In movies and television, music and camera angle are two of the tools used to help set the tone of a scene. The brave main character exits a restaurant at night: cue ominous song. The sexy male character is about to surprise the girl he secretly loves with flowers: show close-up of protagonist buying a large bouquet of orchids and strike up the romantic melody. Writer’s can’t zoom in on a character or prop and we can’t add music to notify readers that something is about to happen. We have to rely on our words to set the scene.
When I’m writing, I like to imagine that I am the protagonist. I picture the scene as if I’m living it. By walking in my protagonist’s shoes, I’m able to see and feel what she does. And it all goes into the scene—that nervous tick, the elated butterflies in her stomach, the sweltering heat, the shadow moving in her peripheral vision, and so on. This helps me to bring the scene alive.
Take that scene where the beloved protagonist exits a restaurant with her friends. The words we choose set the scene for what’s to come:
The night was cool and the sky clear, but the air felt wrong somehow. Thick. It crawled over my skin, leaving goose bumps in its wake.
. . .
Kaylee’s fingers tightened around my arm like a vise as she took a step closer to me. Her eyes were wide and focused on the far end of the parking lot.
(Embrace by Cherie Colyer)
In just a few sentences the reader is alerted that trouble is coming. Showing a character’s actions and facial expression, in essence, zoomed in on that character, adding suspense and a sense of mystery.
Another way to set the scene is by using a combination of words that elicit pleasant thoughts as well as the feeling of dread:
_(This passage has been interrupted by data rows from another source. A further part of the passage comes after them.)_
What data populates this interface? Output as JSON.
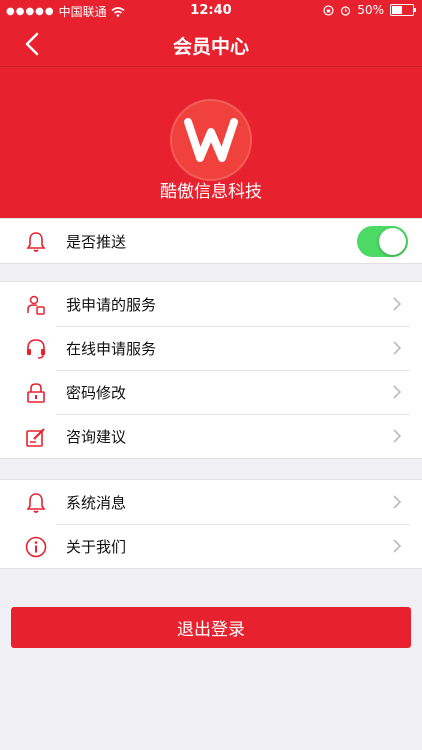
{
  "status_bar": {
    "carrier": "中国联通",
    "time": "12:40",
    "battery": "50%",
    "battery_level": 0.5
  },
  "nav": {
    "title": "会员中心"
  },
  "profile": {
    "company": "酷傲信息科技"
  },
  "push": {
    "label": "是否推送",
    "enabled": true
  },
  "menu_group1": [
    {
      "label": "我申请的服务",
      "icon": "user-doc-icon"
    },
    {
      "label": "在线申请服务",
      "icon": "headset-icon"
    },
    {
      "label": "密码修改",
      "icon": "lock-icon"
    },
    {
      "label": "咨询建议",
      "icon": "edit-icon"
    }
  ],
  "menu_group2": [
    {
      "label": "系统消息",
      "icon": "bell-icon"
    },
    {
      "label": "关于我们",
      "icon": "info-icon"
    }
  ],
  "logout": {
    "label": "退出登录"
  },
  "colors": {
    "accent": "#e8212e",
    "toggle_on": "#4cd964"
  }
}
A faint crackle like the crunch of dried leaves under dainty feet seemed to enter the kitchen through the open window. A weak pop-pop-swish slithered by me thereafter, and the sweet aroma of honeydew filled my nostrils. I spun around, expecting to see a bright-eyed faerie with sparkling cheeks and pointy little ears near the stove, but I was alone.
(Hold Tight by Cherie Colyer)
Or maybe you want the scene to be light and playful:
We were a jumbled mass of arms and legs. His belt buckle rubbed the bare skin of my stomach, and his neck was in perfect kissing distance. My gaze traveled to his lips. His close proximity had me forgetting I was winning the game of keep-away until he snatched the case from me.
(Embrace by Cherie Colyer)
Now it’s your turn. Below are ten tips to help you set the scene:
- Use action instead of telling where your characters are.
- Plant images that convey tone.
- Show us what time of day it is.
- Help the reader see the immediate surroundings.
- Show your characters’ body language.
- Show your characters’ facial expressions.
- Show what your characters are doing physically.
- Incorporate different senses (sight, touch, smell).
- Show your characters’ mood (angry, happy, scared, etc.).
- Let the reader know what your characters want.
You don’t have to include all of these in every scene, but by using different combinations you will paint a picture with words that is as vivid and detailed as the movies and television.
Thanks for stopping by. Please feel free to share your tips in the comments.
A great list to guide a writer through a scene, Cherie.ReplyDelete
Thank you :)Delete
Awesome examples, Cherie!ReplyDelete
These are great examples! I'll keep them in mind while writing.ReplyDelete
These are wonderful tips and examples! I'm going to pin this post.ReplyDelete
Glad you like them :)Delete
I so agree. I understand that sometimes a writer must throw in some narrative summary, but I much prefer to peer over the characters' shoulders and watch the scene happen in real time.ReplyDelete
I'm the same way. I like feeling as if I'm in the action and experiencing everything with the characters.Delete